## What to do
Read the listing and extract each line that includes the word "columns".

## Data records
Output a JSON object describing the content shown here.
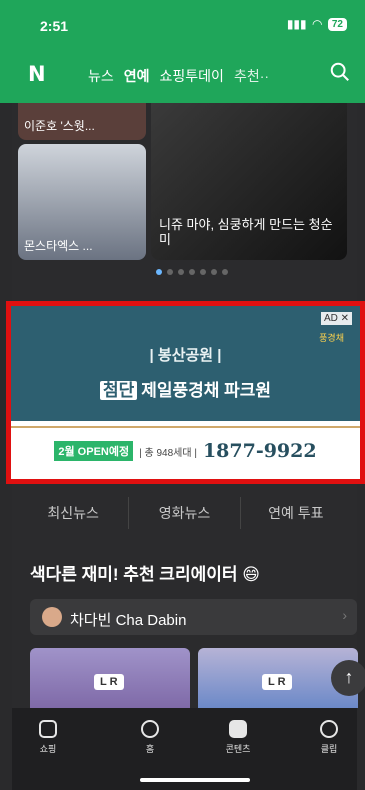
{
  "status": {
    "time": "2:51",
    "battery": "72"
  },
  "header": {
    "logo": "N",
    "tabs": [
      "뉴스",
      "연예",
      "쇼핑투데이",
      "추천··"
    ],
    "active_tab": "연예"
  },
  "cards": [
    {
      "title": "이준호 '스웟..."
    },
    {
      "title": "몬스타엑스 ..."
    },
    {
      "title": "니쥬 마야, 심쿵하게 만드는 청순미"
    }
  ],
  "ad": {
    "badge": "AD ✕",
    "brand": "풍경채",
    "subtitle": "| 봉산공원 |",
    "tag": "첨단",
    "name": "제일풍경채 파크원",
    "open": "2월 OPEN예정",
    "units": "| 총 948세대 |",
    "phone": "1877-9922"
  },
  "subtabs": [
    "최신뉴스",
    "영화뉴스",
    "연예 투표"
  ],
  "section": {
    "title": "색다른 재미! 추천 크리에이터 😄"
  },
  "creator": {
    "name": "차다빈 Cha Dabin"
  },
  "thumbs": [
    {
      "label": "L R"
    },
    {
      "label": "L R"
    }
  ],
  "bottom_nav": [
    "쇼핑",
    "홈",
    "콘텐츠",
    "클립"
  ]
}
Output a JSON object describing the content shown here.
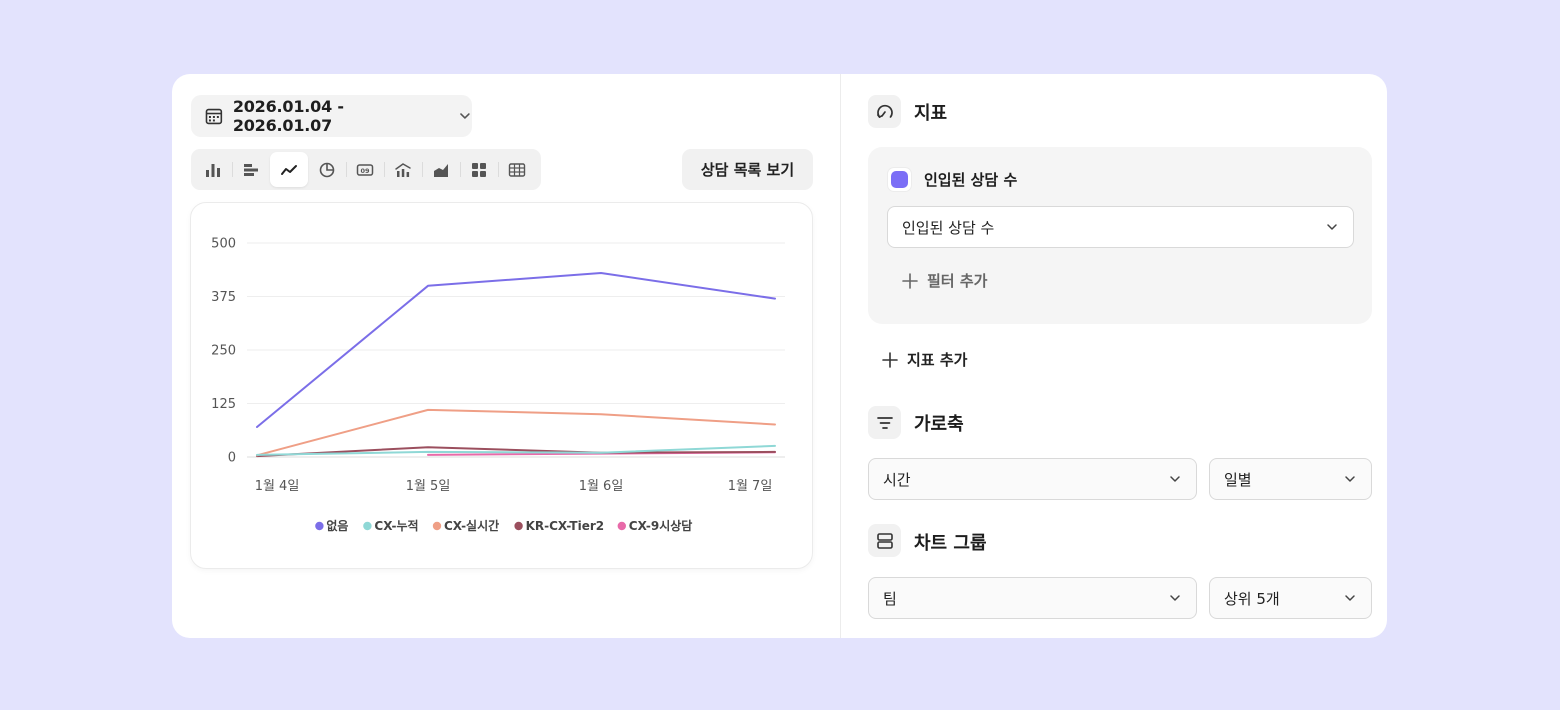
{
  "date_range": {
    "label": "2026.01.04 - 2026.01.07"
  },
  "toolbar": {
    "chart_types": [
      {
        "icon": "bar-chart-icon",
        "active": false
      },
      {
        "icon": "horizontal-bar-icon",
        "active": false
      },
      {
        "icon": "line-chart-icon",
        "active": true
      },
      {
        "icon": "pie-chart-icon",
        "active": false
      },
      {
        "icon": "number-card-icon",
        "active": false
      },
      {
        "icon": "combo-chart-icon",
        "active": false
      },
      {
        "icon": "area-chart-icon",
        "active": false
      },
      {
        "icon": "grid-icon",
        "active": false
      },
      {
        "icon": "table-icon",
        "active": false
      }
    ],
    "number_card_text": "09",
    "view_list_label": "상담 목록 보기"
  },
  "chart_data": {
    "type": "line",
    "x": [
      "1월 4일",
      "1월 5일",
      "1월 6일",
      "1월 7일"
    ],
    "yticks": [
      "500",
      "375",
      "250",
      "125",
      "0"
    ],
    "ylim": [
      0,
      500
    ],
    "grid": true,
    "legend_position": "bottom",
    "series": [
      {
        "name": "없음",
        "color": "#7b6ee8",
        "values": [
          70,
          400,
          430,
          370
        ]
      },
      {
        "name": "CX-누적",
        "color": "#8fd8d6",
        "values": [
          5,
          12,
          10,
          26
        ]
      },
      {
        "name": "CX-실시간",
        "color": "#ef9f86",
        "values": [
          4,
          110,
          100,
          76
        ]
      },
      {
        "name": "KR-CX-Tier2",
        "color": "#9b4f5e",
        "values": [
          2,
          23,
          10,
          12
        ]
      },
      {
        "name": "CX-9시상담",
        "color": "#e86aa9",
        "values": [
          null,
          5,
          8,
          11
        ]
      }
    ]
  },
  "metric": {
    "section_title": "지표",
    "item_label": "인입된 상담 수",
    "select_value": "인입된 상담 수",
    "add_filter_label": "필터 추가",
    "add_metric_label": "지표 추가",
    "accent_color": "#7b6ef6"
  },
  "x_axis": {
    "section_title": "가로축",
    "field_value": "시간",
    "interval_value": "일별"
  },
  "chart_group": {
    "section_title": "차트 그룹",
    "field_value": "팀",
    "limit_value": "상위 5개"
  }
}
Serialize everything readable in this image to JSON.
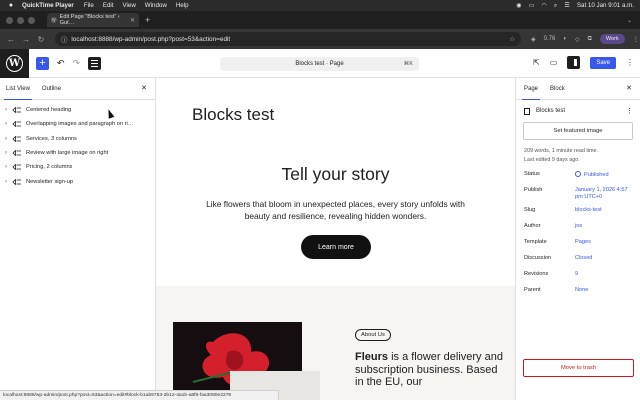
{
  "menubar": {
    "app_name": "QuickTime Player",
    "items": [
      "File",
      "Edit",
      "View",
      "Window",
      "Help"
    ],
    "clock": "Sat 10 Jan  9:01 a.m."
  },
  "browser": {
    "tab_title": "Edit Page “Blocks test” ‹ Gut…",
    "url": "localhost:8888/wp-admin/post.php?post=53&action=edit",
    "profile": "Work",
    "extension_badge": "0.76"
  },
  "wp_header": {
    "doc_title": "Blocks test · Page",
    "doc_shortcut": "⌘K",
    "save_label": "Save"
  },
  "list_view": {
    "tabs": [
      "List View",
      "Outline"
    ],
    "items": [
      "Centered heading",
      "Overlapping images and paragraph on ri…",
      "Services, 3 columns",
      "Review with large image on right",
      "Pricing, 2 columns",
      "Newsletter sign-up"
    ]
  },
  "canvas": {
    "post_title": "Blocks test",
    "hero_title": "Tell your story",
    "hero_text": "Like flowers that bloom in unexpected places, every story unfolds with beauty and resilience, revealing hidden wonders.",
    "hero_button": "Learn more",
    "about_pill": "About Us",
    "fleurs_bold": "Fleurs",
    "fleurs_rest": " is a flower delivery and subscription business. Based in the EU, our"
  },
  "settings": {
    "tabs": [
      "Page",
      "Block"
    ],
    "doc_name": "Blocks test",
    "featured_button": "Set featured image",
    "meta_line1": "209 words, 1 minute read time.",
    "meta_line2": "Last edited 9 days ago.",
    "rows": [
      {
        "key": "Status",
        "value": "Published"
      },
      {
        "key": "Publish",
        "value": "January 1, 2026 4:57 pm UTC+0"
      },
      {
        "key": "Slug",
        "value": "blocks-test"
      },
      {
        "key": "Author",
        "value": "jos"
      },
      {
        "key": "Template",
        "value": "Pages"
      },
      {
        "key": "Discussion",
        "value": "Closed"
      },
      {
        "key": "Revisions",
        "value": "9"
      },
      {
        "key": "Parent",
        "value": "None"
      }
    ],
    "trash_button": "Move to trash"
  },
  "status_url": "localhost:8888/wp-admin/post.php?post=53&action=edit#block-b1ab9753-2b12-4a1b-a8f8-faa3080e2278",
  "colors": {
    "accent": "#3858e9",
    "danger": "#cc1818",
    "dark": "#1e1e1e"
  }
}
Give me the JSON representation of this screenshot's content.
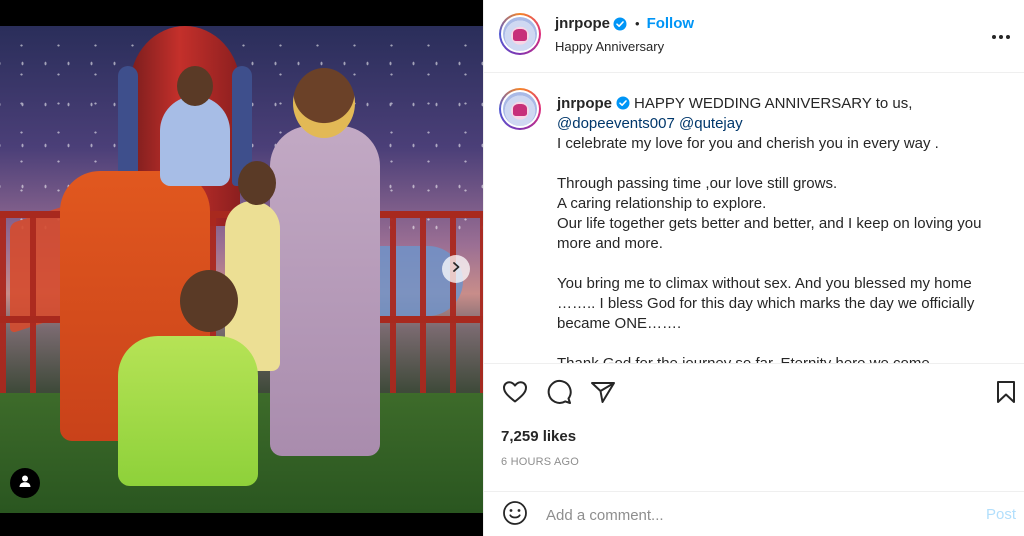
{
  "post": {
    "username": "jnrpope",
    "verified": true,
    "follow_label": "Follow",
    "separator": "•",
    "subtitle": "Happy Anniversary",
    "more_icon": "more-horizontal-icon"
  },
  "caption": {
    "username": "jnrpope",
    "intro": "HAPPY WEDDING ANNIVERSARY to us,",
    "mention_1": "@dopeevents007",
    "mention_2": "@qutejay",
    "line_1": "I celebrate my love for you and cherish you in every way .",
    "line_2": "Through passing time ,our love still grows.",
    "line_3": "A caring relationship to explore.",
    "line_4": "Our life together gets better and better, and I keep on loving you more and more.",
    "line_5": "You bring me to climax without sex. And you blessed my home …….. I bless God for this day which marks the day we officially became ONE…….",
    "line_6": "Thank God for the journey so far. Eternity here we come"
  },
  "actions": {
    "like_icon": "heart-icon",
    "comment_icon": "comment-icon",
    "share_icon": "paper-plane-icon",
    "save_icon": "bookmark-icon"
  },
  "stats": {
    "likes": "7,259 likes",
    "time": "6 HOURS AGO"
  },
  "comment": {
    "placeholder": "Add a comment...",
    "post_label": "Post",
    "emoji_icon": "smiley-icon"
  },
  "media": {
    "next_icon": "chevron-right-icon",
    "tag_icon": "user-tag-icon"
  },
  "colors": {
    "accent": "#0095f6",
    "post_disabled": "#b2dffc",
    "mention": "#00376b",
    "muted": "#8e8e8e"
  }
}
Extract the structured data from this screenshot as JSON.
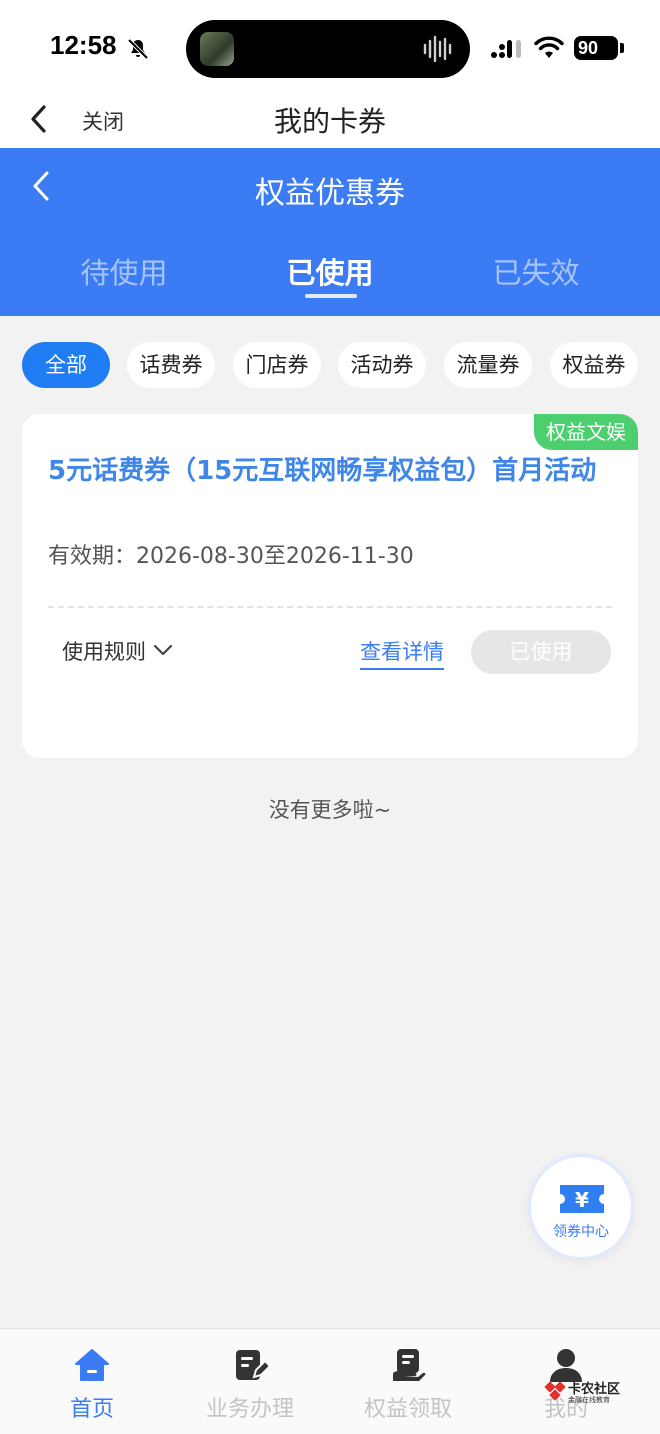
{
  "status_bar": {
    "time": "12:58",
    "battery": "90"
  },
  "nav": {
    "close_label": "关闭",
    "title": "我的卡券"
  },
  "header": {
    "title": "权益优惠券"
  },
  "tabs": [
    {
      "label": "待使用"
    },
    {
      "label": "已使用"
    },
    {
      "label": "已失效"
    }
  ],
  "active_tab": "已使用",
  "chips": [
    {
      "label": "全部"
    },
    {
      "label": "话费券"
    },
    {
      "label": "门店券"
    },
    {
      "label": "活动券"
    },
    {
      "label": "流量券"
    },
    {
      "label": "权益券"
    }
  ],
  "active_chip": "全部",
  "coupon": {
    "tag": "权益文娱",
    "title": "5元话费券（15元互联网畅享权益包）首月活动",
    "validity": "有效期：2026-08-30至2026-11-30",
    "rules_label": "使用规则",
    "detail_label": "查看详情",
    "status_label": "已使用"
  },
  "no_more": "没有更多啦~",
  "fab": {
    "label": "领券中心",
    "symbol": "¥"
  },
  "tabbar": [
    {
      "label": "首页",
      "icon": "home-icon"
    },
    {
      "label": "业务办理",
      "icon": "edit-doc-icon"
    },
    {
      "label": "权益领取",
      "icon": "receive-icon"
    },
    {
      "label": "我的",
      "icon": "user-icon"
    }
  ],
  "watermark": {
    "title": "卡农社区",
    "subtitle": "金融在线教育"
  },
  "colors": {
    "brand_blue": "#3b7cf4",
    "chip_active": "#1f7cf2",
    "tag_green": "#4cd06f",
    "coupon_title": "#3f86e6"
  }
}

## The completed task
      "Services, 3 columns",
      "Pricing, 2 columns",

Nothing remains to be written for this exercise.